» Provided records
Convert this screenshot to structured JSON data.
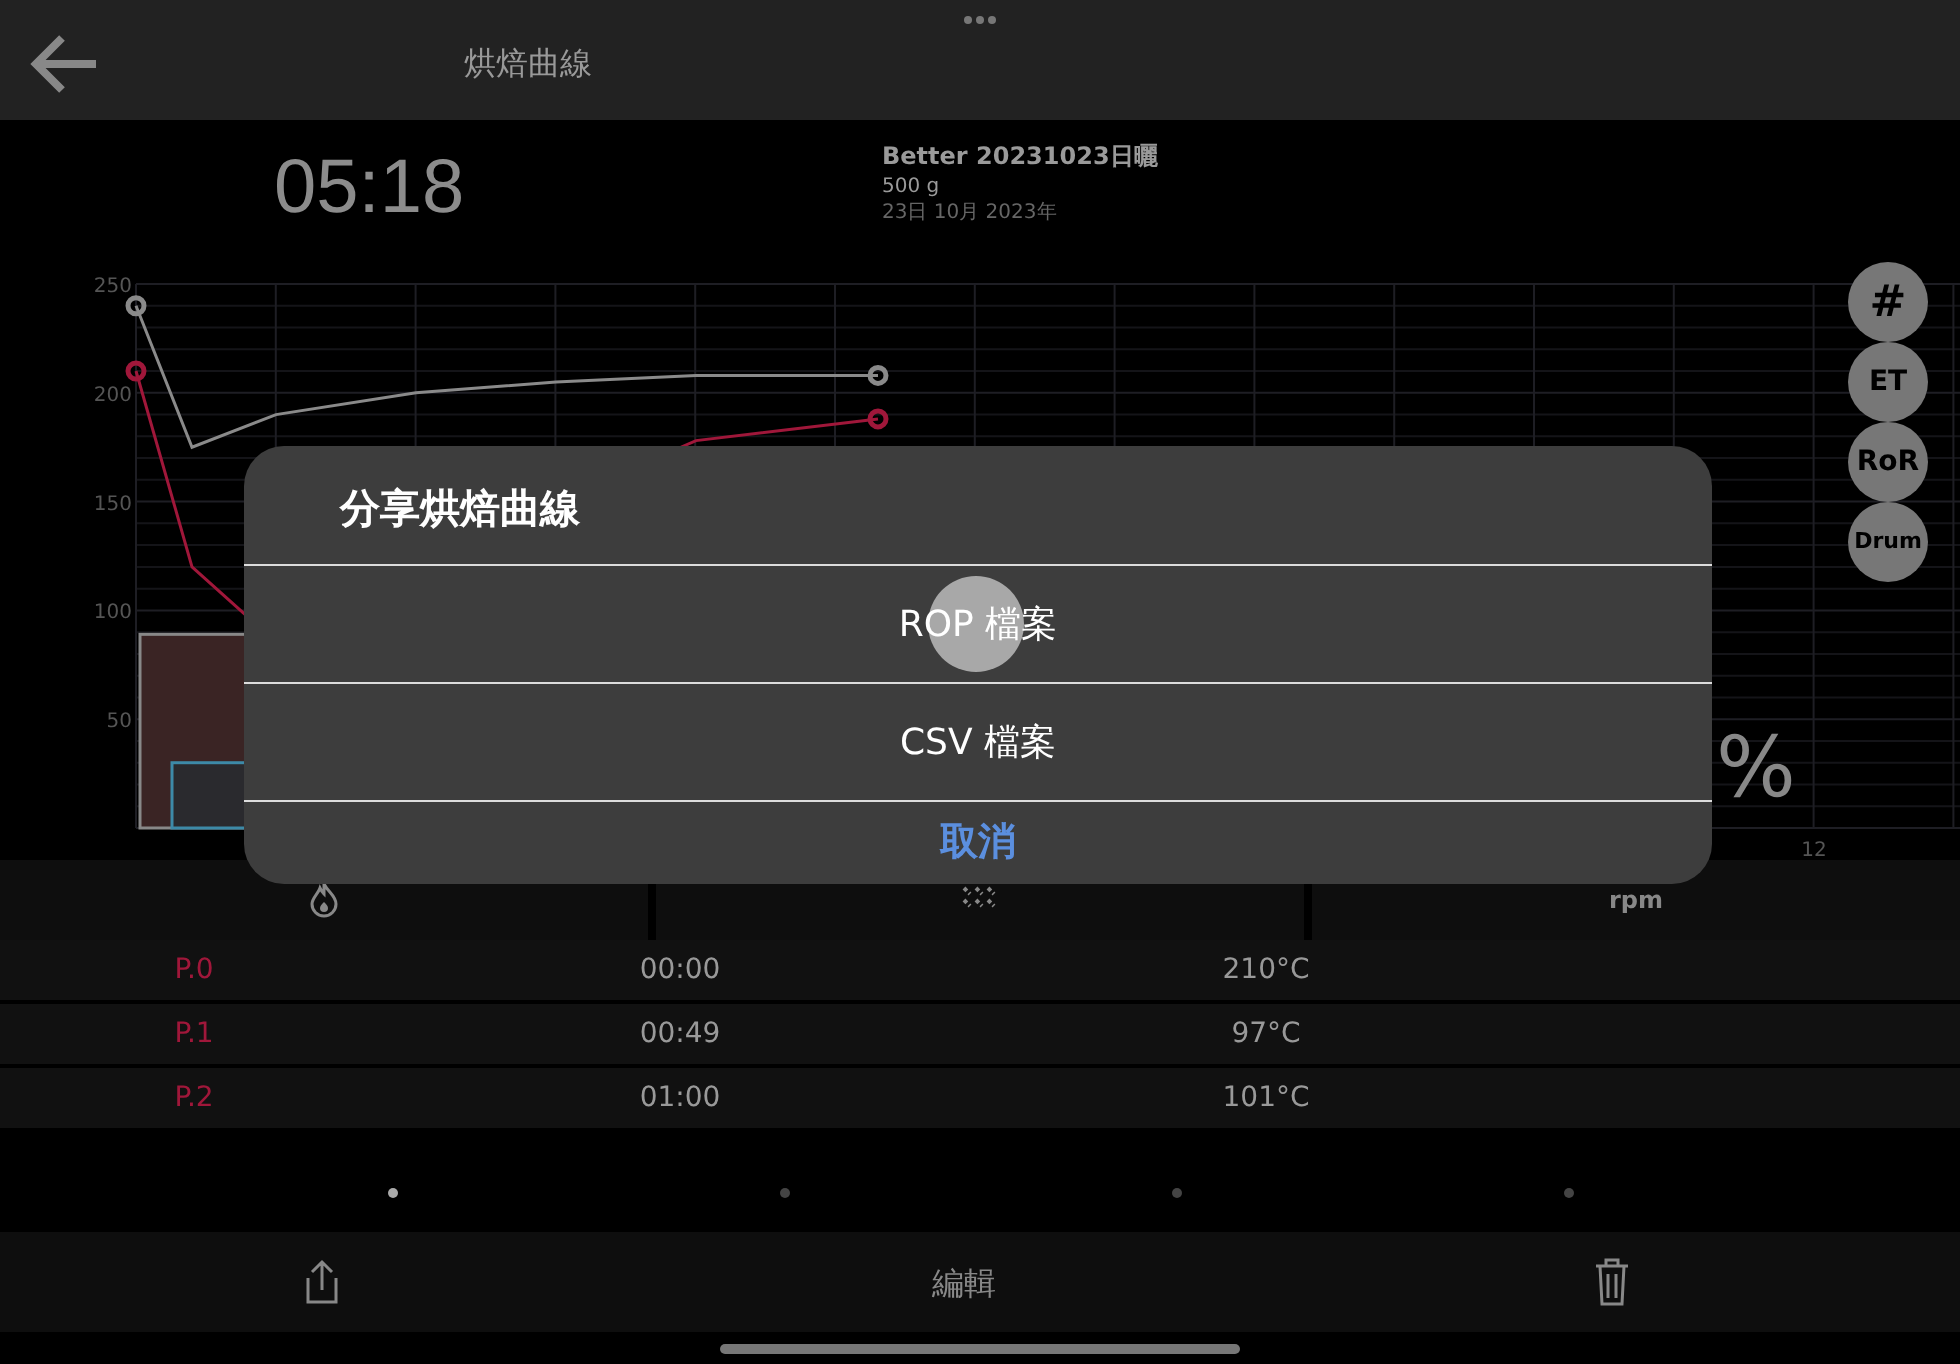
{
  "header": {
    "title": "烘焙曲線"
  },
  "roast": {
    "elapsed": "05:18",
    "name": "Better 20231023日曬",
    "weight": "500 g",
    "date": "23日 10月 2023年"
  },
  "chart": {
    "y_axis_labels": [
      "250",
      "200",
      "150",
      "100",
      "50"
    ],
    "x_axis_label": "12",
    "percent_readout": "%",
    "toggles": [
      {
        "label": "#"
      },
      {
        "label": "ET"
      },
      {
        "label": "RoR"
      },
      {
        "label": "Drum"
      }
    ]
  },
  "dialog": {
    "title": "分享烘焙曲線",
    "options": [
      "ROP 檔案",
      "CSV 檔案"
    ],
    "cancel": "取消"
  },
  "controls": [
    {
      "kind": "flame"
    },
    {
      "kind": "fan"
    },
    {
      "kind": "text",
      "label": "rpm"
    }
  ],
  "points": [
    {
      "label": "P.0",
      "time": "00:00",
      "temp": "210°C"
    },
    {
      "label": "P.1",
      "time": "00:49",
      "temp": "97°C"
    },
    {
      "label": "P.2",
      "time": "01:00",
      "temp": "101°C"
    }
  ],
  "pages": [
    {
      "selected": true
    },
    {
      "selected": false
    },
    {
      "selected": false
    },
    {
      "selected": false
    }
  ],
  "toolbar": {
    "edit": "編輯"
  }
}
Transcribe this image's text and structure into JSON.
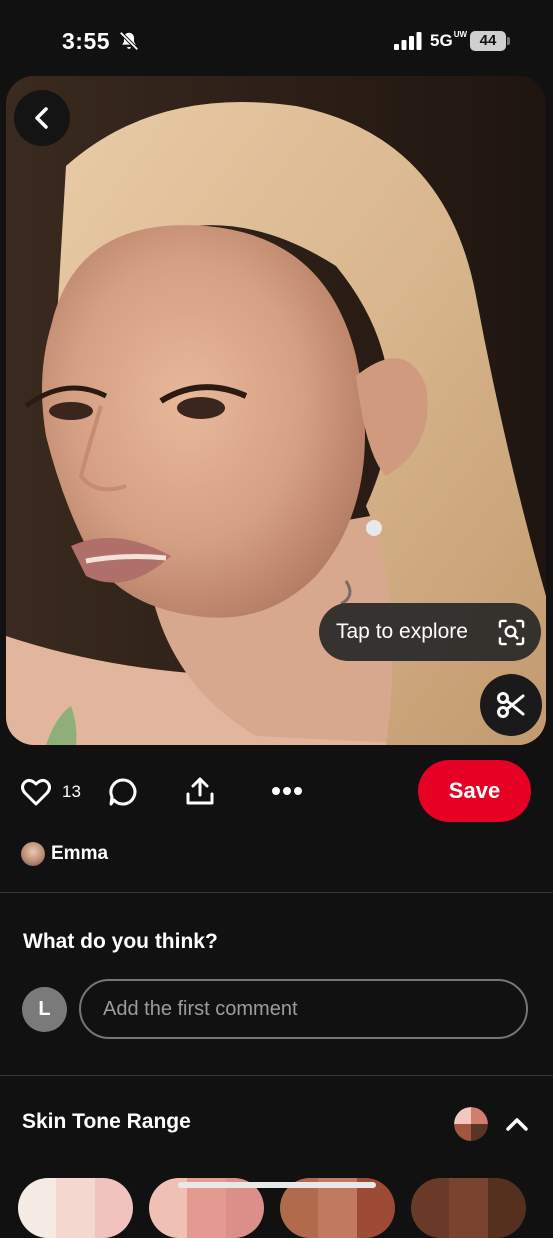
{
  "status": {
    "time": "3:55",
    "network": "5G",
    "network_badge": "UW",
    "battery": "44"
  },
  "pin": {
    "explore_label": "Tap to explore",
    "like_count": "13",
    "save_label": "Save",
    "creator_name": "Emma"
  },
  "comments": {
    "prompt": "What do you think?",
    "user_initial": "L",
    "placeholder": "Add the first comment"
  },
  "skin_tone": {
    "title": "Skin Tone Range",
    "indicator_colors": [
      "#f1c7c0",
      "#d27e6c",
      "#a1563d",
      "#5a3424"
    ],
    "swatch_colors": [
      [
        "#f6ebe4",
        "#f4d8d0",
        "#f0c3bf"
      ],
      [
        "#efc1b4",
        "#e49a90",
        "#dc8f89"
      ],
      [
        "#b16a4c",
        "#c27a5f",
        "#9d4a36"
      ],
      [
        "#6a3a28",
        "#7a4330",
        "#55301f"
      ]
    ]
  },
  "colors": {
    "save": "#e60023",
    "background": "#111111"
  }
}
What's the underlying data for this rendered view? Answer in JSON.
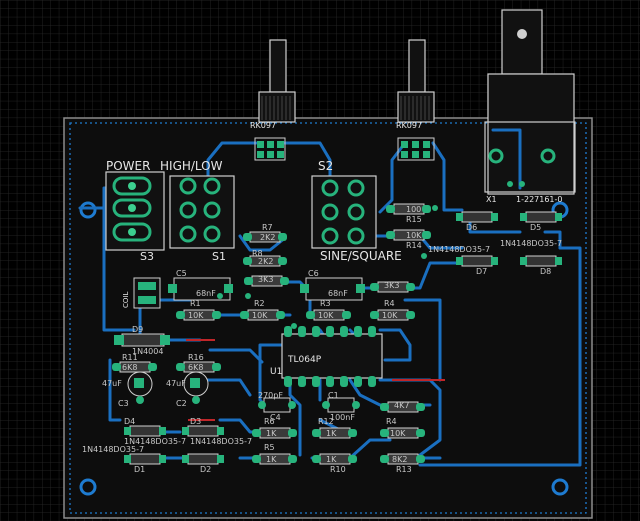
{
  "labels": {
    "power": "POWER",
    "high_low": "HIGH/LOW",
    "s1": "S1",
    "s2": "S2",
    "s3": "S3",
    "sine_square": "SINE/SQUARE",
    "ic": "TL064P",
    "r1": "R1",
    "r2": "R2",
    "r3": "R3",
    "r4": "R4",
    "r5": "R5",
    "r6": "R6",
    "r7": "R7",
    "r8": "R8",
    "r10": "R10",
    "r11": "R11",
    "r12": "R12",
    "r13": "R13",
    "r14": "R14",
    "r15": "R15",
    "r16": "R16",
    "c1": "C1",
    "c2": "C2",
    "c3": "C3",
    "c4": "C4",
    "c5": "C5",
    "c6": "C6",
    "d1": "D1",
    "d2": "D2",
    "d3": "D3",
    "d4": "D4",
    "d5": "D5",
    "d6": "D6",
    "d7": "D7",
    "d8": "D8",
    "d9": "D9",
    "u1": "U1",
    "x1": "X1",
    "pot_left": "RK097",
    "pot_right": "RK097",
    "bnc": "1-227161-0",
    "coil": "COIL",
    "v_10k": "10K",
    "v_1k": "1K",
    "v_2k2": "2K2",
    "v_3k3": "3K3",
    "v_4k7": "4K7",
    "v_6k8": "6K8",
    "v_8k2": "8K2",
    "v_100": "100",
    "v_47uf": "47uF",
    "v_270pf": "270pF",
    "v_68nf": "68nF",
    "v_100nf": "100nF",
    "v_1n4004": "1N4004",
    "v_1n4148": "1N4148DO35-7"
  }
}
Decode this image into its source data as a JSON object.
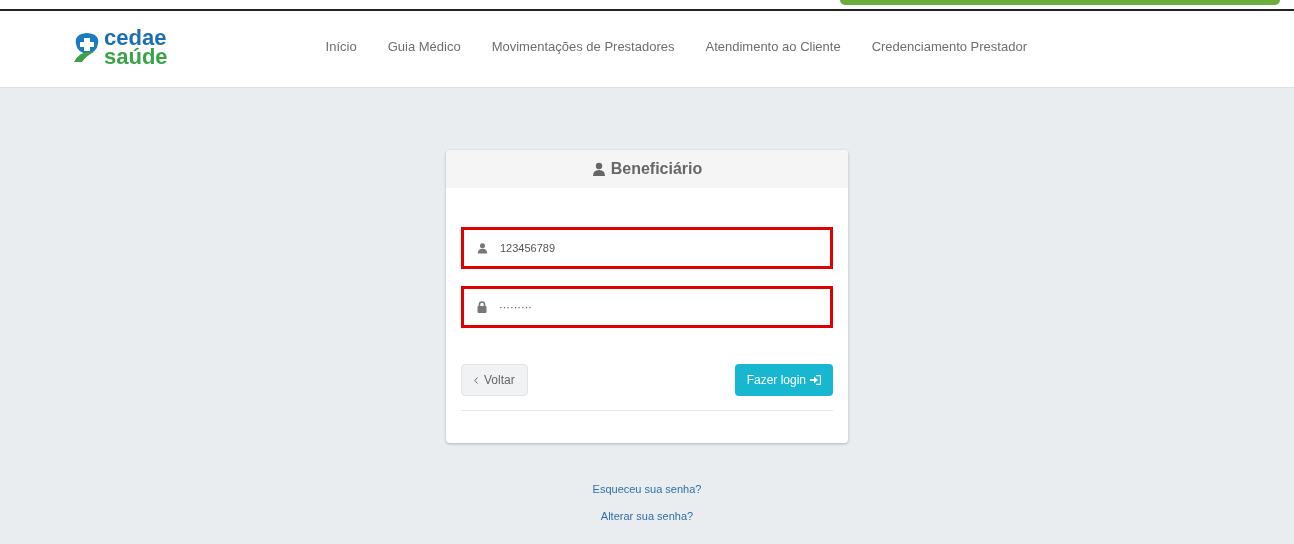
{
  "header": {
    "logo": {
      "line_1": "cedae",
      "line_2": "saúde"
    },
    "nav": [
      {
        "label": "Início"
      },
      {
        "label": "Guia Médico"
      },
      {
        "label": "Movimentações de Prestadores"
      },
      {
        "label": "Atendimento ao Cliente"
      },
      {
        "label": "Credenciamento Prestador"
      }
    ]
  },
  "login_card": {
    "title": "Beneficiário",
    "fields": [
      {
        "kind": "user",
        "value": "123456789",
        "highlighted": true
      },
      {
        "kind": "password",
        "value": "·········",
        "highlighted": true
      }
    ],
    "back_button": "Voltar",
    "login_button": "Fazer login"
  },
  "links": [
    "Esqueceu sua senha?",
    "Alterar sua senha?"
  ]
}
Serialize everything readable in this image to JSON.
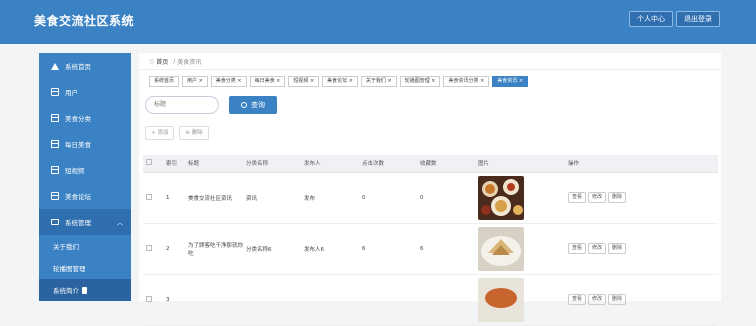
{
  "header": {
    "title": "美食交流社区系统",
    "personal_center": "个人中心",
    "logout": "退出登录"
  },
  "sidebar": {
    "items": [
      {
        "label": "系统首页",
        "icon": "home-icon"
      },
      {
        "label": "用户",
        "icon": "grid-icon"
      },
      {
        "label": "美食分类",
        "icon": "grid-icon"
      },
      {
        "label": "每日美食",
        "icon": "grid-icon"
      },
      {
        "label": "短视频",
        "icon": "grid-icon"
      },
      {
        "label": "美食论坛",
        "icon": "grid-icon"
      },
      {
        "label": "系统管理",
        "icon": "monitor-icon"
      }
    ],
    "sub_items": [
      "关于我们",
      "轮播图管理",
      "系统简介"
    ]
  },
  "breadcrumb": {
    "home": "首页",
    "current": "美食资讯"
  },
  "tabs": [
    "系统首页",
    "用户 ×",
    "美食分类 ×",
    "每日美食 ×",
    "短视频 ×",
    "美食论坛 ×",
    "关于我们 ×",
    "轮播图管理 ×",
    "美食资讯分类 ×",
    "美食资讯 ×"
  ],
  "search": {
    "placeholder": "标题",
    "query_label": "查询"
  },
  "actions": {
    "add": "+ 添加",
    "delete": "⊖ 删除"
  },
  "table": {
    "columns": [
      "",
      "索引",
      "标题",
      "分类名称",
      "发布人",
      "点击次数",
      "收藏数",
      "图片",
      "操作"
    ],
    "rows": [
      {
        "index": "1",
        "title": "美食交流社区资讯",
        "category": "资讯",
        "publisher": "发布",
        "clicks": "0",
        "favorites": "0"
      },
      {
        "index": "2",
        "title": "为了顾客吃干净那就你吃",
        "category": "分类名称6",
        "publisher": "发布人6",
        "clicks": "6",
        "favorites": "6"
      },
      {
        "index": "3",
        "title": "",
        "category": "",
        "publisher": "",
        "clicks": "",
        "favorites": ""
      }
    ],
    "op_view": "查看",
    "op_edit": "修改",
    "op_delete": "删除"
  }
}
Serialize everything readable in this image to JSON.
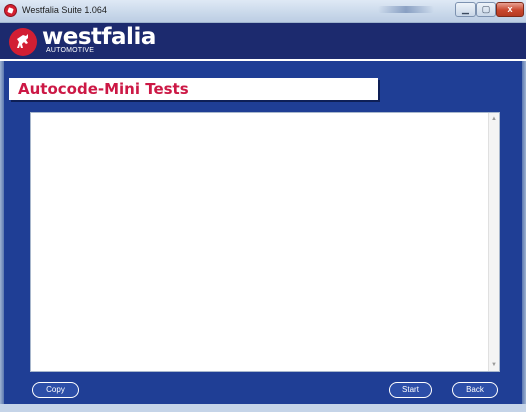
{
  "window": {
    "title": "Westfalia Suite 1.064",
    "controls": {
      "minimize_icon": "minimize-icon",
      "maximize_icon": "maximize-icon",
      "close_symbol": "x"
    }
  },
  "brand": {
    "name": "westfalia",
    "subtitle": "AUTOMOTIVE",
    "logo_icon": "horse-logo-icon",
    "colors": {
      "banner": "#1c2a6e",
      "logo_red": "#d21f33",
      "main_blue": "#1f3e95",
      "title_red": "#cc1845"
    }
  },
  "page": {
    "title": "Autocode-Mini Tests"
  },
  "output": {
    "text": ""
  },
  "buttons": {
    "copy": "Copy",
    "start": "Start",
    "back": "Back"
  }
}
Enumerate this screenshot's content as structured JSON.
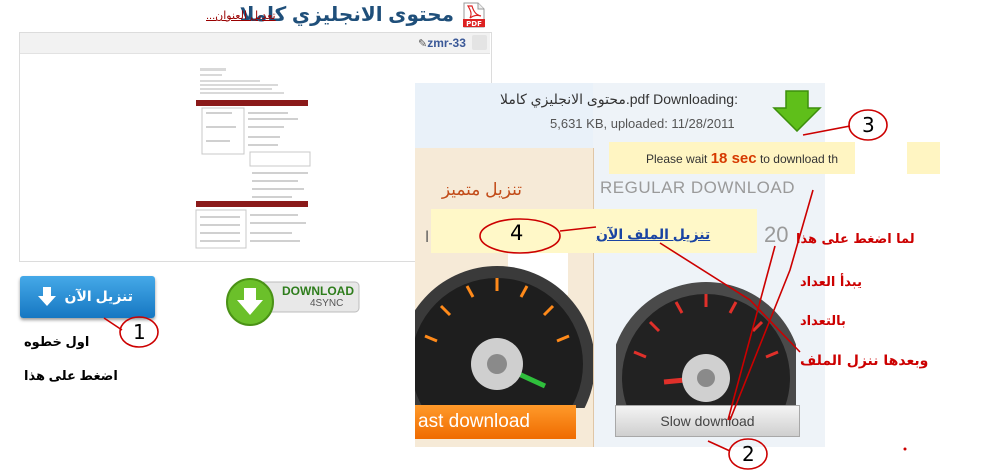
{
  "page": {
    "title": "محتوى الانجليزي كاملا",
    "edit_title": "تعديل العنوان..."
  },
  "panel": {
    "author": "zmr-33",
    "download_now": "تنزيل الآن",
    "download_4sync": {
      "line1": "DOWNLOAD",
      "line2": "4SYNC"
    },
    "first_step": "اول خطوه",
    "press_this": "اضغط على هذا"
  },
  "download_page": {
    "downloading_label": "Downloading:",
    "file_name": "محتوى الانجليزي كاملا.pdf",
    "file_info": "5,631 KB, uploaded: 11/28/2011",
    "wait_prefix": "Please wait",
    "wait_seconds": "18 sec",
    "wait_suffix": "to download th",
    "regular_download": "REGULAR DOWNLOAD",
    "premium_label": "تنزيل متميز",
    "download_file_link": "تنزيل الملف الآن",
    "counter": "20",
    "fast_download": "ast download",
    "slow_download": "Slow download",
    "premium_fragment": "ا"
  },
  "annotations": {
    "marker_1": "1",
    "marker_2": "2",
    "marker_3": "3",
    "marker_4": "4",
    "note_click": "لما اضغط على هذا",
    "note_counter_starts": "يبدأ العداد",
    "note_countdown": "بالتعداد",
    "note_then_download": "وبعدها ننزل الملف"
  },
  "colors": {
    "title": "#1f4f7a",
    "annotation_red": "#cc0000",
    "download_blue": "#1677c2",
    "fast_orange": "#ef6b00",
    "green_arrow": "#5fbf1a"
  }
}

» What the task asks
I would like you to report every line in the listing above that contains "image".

» The completed task
Transcribe this image's text and structure into JSON.
Decode this image into its source data as a JSON object.
Serialize everything readable in this image to JSON.
Serialize everything readable in this image to JSON.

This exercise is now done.